Start of Block

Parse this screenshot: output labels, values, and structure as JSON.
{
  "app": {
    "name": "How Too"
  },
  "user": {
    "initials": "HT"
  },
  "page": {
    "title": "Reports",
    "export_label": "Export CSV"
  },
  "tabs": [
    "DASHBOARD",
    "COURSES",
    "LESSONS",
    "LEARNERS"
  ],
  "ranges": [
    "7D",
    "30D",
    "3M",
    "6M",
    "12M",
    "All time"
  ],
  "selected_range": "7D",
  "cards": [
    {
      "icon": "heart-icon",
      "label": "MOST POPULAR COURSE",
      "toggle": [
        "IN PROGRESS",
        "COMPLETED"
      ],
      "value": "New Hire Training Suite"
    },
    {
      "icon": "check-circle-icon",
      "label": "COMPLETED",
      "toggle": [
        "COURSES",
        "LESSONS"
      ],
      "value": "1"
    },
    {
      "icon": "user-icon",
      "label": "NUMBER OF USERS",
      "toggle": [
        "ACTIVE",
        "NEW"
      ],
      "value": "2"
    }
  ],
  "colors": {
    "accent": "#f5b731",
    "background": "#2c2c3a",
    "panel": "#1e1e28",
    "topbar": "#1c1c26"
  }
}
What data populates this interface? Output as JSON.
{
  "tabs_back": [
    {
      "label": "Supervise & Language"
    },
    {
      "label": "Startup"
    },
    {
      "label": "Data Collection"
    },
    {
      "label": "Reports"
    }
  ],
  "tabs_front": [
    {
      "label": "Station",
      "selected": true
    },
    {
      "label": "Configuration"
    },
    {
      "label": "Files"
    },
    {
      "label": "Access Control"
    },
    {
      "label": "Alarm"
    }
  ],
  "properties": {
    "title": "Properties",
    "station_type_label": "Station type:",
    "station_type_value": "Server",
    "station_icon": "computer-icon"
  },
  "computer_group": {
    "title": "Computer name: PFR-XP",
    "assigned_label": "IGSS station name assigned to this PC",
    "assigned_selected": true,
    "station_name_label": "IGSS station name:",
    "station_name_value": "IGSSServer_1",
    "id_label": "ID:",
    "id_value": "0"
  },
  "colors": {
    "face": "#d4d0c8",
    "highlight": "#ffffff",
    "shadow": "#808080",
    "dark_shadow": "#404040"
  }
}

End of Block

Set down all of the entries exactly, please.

* Answer section:
Parse this screenshot: output labels, values, and structure as JSON.
{
  "app": {
    "name": "How Too"
  },
  "user": {
    "initials": "HT"
  },
  "page": {
    "title": "Reports",
    "export_label": "Export CSV"
  },
  "tabs": [
    "DASHBOARD",
    "COURSES",
    "LESSONS",
    "LEARNERS"
  ],
  "ranges": [
    "7D",
    "30D",
    "3M",
    "6M",
    "12M",
    "All time"
  ],
  "selected_range": "7D",
  "cards": [
    {
      "icon": "heart-icon",
      "label": "MOST POPULAR COURSE",
      "toggle": [
        "IN PROGRESS",
        "COMPLETED"
      ],
      "value": "New Hire Training Suite"
    },
    {
      "icon": "check-circle-icon",
      "label": "COMPLETED",
      "toggle": [
        "COURSES",
        "LESSONS"
      ],
      "value": "1"
    },
    {
      "icon": "user-icon",
      "label": "NUMBER OF USERS",
      "toggle": [
        "ACTIVE",
        "NEW"
      ],
      "value": "2"
    }
  ],
  "colors": {
    "accent": "#f5b731",
    "background": "#2c2c3a",
    "panel": "#1e1e28",
    "topbar": "#1c1c26"
  }
}
What data populates this interface? Output as JSON.
{
  "tabs_back": [
    {
      "label": "Supervise & Language"
    },
    {
      "label": "Startup"
    },
    {
      "label": "Data Collection"
    },
    {
      "label": "Reports"
    }
  ],
  "tabs_front": [
    {
      "label": "Station",
      "selected": true
    },
    {
      "label": "Configuration"
    },
    {
      "label": "Files"
    },
    {
      "label": "Access Control"
    },
    {
      "label": "Alarm"
    }
  ],
  "properties": {
    "title": "Properties",
    "station_type_label": "Station type:",
    "station_type_value": "Server",
    "station_icon": "computer-icon"
  },
  "computer_group": {
    "title": "Computer name: PFR-XP",
    "assigned_label": "IGSS station name assigned to this PC",
    "assigned_selected": true,
    "station_name_label": "IGSS station name:",
    "station_name_value": "IGSSServer_1",
    "id_label": "ID:",
    "id_value": "0"
  },
  "colors": {
    "face": "#d4d0c8",
    "highlight": "#ffffff",
    "shadow": "#808080",
    "dark_shadow": "#404040"
  }
}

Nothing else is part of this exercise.